August 21, 2009
Day of decision
Whether the hours of quotations from Scripture or impassioned speeches of personal experiences changed any minds will never be known. But in the end Friday, the ELCA's highest governing authority opened the door to gays and lesbians in committed relationships to hold pastoral and other ministerial leadership roles in the church.
Following a key 559-451 vote by the Churchwide Assembly, silence engulfed the Minneapolis Convention Center. Presiding Bishop Mark S. Hanson led the group in prayer. Later, he called for unity and peace in the church, saying "it would be tragic if we walked away from one another."
"We need all of you" to contribute to conversations of where the denomination goes following the historic vote, Hanson said. The assembly approved four resolutions on ministry policies that would eventually produce rules for gays and lesbians "in publicly accountable, lifelong, monogamous, same-gender relations" to serve as pastors, associates in ministry and the like.
Rebuke came swiftly from Lutheran CORE, a coalition that holds a traditional or conservative view of Scripture. Leaders renounced CORE's recognition by the ELCA of it as an independent Lutheran organization in relationship with the denomination.
It also plans to host a gathering next month for disgruntled members and congregations to see what happens next. While upbraiding the assembly for its action and calling for certain economic sanctions, "it is important that congregations and individuals not make hasty decisions about their future in the ELCA," said Pastor Paull Spring, chair of CORE.
Debate during the day remained civil but did have moments of emotional appeals for each side to see the errors of their ways. One resolution was amended so that the ELCA makes "provision in its policies to recognize the conviction of members who believe that this church should not call or roster" gays or lesbians.
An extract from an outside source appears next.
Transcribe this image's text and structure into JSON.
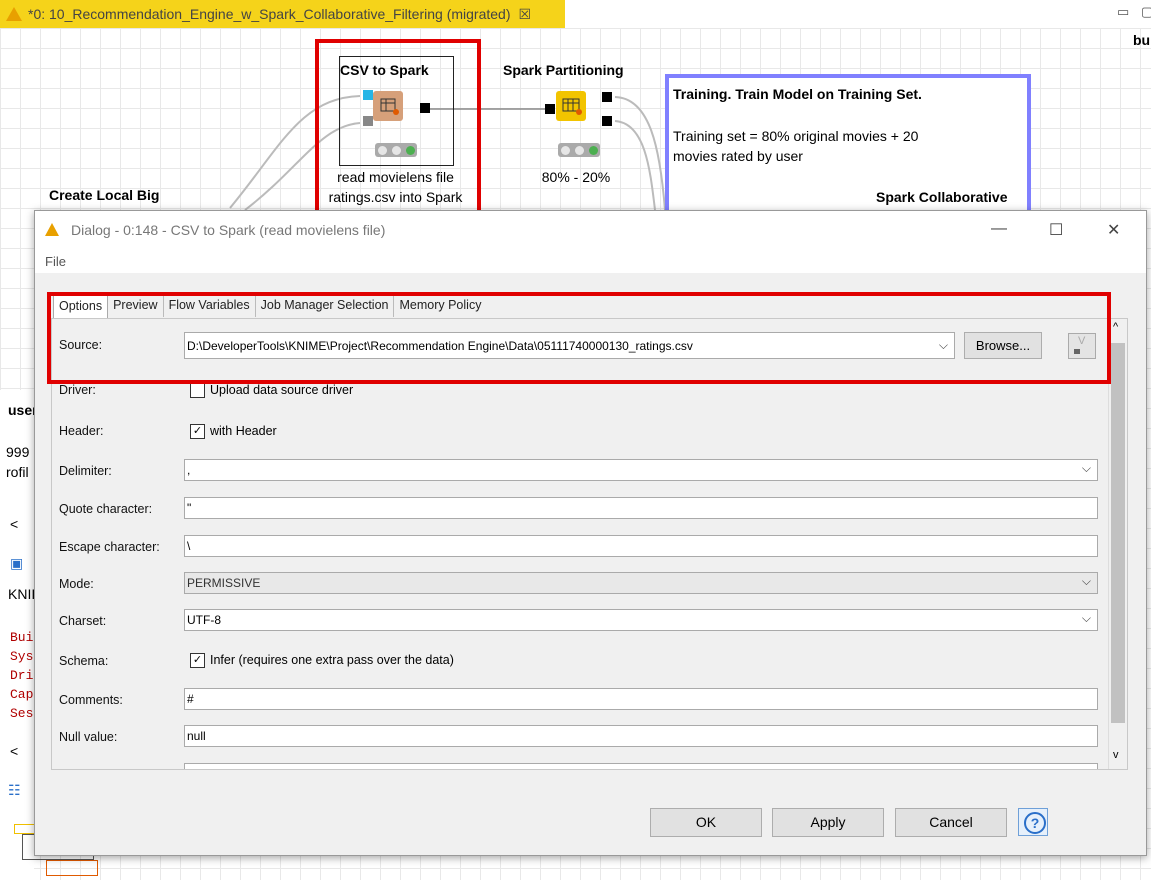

That would allow congregations opposed to such ordinations from being forced to accept a gay or lesbian pastor.
Hanson said "it's going to take time to sort out how we live together." He said the ELCA has grappled with its unity and diversity throughout its 22-year history. "The maturity [of the denomination] will be tested but the Spirit will be faithful," he said.